Page and application data records:

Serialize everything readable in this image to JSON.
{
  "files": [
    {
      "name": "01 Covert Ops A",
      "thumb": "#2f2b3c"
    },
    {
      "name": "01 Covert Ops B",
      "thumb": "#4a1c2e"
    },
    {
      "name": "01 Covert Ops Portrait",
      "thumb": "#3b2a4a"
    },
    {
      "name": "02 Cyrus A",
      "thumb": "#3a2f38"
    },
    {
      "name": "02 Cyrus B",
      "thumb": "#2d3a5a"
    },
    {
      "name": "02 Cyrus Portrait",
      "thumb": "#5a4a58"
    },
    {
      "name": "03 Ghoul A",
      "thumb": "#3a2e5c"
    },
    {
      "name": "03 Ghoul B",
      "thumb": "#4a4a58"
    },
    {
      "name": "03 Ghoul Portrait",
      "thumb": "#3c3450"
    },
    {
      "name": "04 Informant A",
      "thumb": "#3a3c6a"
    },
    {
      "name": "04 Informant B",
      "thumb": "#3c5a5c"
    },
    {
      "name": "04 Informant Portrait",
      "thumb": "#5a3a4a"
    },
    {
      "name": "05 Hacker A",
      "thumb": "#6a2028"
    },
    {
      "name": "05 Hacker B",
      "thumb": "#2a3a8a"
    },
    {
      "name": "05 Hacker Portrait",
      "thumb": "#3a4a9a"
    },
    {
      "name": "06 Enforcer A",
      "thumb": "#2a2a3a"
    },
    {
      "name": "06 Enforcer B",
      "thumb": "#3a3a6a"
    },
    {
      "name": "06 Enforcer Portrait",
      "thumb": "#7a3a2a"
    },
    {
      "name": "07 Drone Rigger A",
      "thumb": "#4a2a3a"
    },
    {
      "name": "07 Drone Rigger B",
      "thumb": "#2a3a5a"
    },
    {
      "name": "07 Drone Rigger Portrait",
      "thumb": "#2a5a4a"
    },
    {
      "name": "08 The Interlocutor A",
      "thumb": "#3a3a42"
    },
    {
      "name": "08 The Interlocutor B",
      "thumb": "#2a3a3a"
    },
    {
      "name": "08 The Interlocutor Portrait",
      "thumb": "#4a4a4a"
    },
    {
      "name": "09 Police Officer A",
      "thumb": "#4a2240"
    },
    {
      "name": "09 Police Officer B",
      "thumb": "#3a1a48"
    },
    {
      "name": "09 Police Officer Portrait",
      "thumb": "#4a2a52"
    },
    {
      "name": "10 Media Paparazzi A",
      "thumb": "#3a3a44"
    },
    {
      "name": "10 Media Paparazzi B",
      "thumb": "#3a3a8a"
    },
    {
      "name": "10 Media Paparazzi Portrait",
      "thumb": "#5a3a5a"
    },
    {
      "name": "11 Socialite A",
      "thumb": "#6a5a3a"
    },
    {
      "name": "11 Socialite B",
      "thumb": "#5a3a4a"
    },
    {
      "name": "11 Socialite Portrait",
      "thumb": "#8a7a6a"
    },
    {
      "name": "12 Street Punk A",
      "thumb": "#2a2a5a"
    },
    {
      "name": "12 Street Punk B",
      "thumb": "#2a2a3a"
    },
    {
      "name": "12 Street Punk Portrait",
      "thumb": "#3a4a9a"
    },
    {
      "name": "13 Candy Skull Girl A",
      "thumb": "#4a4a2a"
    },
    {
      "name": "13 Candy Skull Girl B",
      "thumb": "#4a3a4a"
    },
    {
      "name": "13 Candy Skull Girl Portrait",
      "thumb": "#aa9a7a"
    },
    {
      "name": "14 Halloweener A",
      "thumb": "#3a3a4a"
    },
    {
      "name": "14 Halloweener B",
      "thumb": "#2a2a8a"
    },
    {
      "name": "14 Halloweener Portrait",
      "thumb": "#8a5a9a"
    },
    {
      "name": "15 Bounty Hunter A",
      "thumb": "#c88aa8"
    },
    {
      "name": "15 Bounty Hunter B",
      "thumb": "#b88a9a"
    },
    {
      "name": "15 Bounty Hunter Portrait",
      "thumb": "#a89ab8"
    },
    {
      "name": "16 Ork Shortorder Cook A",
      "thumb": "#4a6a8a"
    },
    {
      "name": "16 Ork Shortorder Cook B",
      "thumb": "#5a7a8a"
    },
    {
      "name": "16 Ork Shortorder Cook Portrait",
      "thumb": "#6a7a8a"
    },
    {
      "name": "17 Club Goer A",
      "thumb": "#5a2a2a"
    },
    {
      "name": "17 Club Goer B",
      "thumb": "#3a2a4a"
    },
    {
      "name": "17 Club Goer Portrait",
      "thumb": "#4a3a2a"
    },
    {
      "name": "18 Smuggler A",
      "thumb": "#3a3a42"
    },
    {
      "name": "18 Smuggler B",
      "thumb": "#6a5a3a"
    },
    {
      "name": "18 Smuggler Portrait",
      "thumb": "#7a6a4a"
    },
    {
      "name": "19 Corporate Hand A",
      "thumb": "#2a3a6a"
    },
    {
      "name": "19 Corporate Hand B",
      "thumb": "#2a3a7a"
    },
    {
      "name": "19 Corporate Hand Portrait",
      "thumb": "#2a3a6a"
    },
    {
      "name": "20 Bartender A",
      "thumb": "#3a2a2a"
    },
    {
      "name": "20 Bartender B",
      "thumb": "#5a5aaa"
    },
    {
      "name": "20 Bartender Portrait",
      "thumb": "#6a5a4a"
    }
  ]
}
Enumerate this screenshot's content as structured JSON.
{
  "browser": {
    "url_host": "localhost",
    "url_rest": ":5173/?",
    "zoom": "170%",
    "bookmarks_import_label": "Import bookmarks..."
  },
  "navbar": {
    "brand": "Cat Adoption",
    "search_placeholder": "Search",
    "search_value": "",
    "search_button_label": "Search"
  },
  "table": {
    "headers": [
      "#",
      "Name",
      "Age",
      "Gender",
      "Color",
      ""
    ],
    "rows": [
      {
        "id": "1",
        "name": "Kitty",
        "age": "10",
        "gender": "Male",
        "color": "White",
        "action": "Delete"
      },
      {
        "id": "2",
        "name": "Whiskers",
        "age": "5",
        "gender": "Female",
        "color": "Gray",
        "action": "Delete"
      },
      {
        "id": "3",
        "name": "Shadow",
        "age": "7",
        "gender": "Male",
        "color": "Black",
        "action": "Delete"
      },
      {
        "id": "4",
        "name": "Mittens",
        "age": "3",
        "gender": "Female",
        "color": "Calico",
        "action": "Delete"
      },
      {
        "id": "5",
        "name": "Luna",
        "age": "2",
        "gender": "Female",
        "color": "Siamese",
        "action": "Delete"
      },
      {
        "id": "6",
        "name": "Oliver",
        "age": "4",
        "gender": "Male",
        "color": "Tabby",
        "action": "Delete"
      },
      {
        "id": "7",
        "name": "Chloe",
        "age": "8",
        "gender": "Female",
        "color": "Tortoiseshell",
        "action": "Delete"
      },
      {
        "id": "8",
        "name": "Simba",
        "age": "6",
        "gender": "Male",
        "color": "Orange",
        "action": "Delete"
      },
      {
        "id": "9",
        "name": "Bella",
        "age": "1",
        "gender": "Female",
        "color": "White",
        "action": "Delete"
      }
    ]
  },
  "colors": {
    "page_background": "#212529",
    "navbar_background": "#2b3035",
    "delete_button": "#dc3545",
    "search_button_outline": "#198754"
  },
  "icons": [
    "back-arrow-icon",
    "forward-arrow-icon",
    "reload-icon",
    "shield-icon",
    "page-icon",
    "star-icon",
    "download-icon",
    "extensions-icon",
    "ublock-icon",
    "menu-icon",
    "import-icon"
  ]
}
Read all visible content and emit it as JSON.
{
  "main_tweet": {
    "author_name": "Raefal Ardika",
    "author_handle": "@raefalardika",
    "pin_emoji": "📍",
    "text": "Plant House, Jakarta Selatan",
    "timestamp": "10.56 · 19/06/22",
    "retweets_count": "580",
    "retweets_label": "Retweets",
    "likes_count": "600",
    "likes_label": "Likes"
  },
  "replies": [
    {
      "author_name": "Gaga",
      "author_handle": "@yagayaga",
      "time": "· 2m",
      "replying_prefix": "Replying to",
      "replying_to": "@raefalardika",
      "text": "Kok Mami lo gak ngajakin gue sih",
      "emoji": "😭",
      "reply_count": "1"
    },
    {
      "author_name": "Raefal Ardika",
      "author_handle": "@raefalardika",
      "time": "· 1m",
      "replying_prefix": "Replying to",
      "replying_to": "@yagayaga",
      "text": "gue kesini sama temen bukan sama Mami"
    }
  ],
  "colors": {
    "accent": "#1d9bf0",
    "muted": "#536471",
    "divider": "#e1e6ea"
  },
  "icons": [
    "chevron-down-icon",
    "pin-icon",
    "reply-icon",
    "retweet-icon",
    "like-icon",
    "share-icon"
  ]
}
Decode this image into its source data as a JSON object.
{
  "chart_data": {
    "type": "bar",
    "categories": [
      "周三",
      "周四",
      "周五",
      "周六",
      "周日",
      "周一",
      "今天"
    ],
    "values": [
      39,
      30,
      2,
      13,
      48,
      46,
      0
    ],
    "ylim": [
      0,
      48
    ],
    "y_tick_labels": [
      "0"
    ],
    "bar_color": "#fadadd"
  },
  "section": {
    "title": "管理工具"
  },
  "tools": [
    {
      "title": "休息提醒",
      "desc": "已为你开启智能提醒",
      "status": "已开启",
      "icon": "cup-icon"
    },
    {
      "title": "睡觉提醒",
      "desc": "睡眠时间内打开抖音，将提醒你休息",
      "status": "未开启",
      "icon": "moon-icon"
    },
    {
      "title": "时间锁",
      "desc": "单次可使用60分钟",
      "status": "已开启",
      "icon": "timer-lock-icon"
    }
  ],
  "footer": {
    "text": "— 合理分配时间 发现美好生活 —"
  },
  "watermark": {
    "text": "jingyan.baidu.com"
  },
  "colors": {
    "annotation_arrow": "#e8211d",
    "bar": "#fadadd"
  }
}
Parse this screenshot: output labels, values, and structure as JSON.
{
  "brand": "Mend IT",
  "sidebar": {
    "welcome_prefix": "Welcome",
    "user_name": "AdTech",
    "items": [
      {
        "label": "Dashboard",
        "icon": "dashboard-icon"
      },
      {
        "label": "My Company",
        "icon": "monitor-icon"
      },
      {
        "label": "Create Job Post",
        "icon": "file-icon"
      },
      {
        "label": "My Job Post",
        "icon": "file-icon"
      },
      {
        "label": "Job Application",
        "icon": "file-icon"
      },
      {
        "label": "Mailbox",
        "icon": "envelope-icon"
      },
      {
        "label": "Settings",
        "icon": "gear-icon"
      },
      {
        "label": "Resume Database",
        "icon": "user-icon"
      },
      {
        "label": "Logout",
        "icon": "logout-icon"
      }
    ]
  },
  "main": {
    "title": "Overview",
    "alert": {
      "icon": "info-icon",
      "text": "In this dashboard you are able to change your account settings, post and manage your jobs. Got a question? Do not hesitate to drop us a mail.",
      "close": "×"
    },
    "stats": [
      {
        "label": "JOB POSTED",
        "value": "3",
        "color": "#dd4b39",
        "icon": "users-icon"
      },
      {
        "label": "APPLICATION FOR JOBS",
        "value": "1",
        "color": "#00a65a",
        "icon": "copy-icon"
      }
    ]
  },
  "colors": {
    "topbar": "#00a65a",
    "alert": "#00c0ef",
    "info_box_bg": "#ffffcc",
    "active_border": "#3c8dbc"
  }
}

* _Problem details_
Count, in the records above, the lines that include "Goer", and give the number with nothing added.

* _Finished exercise_
3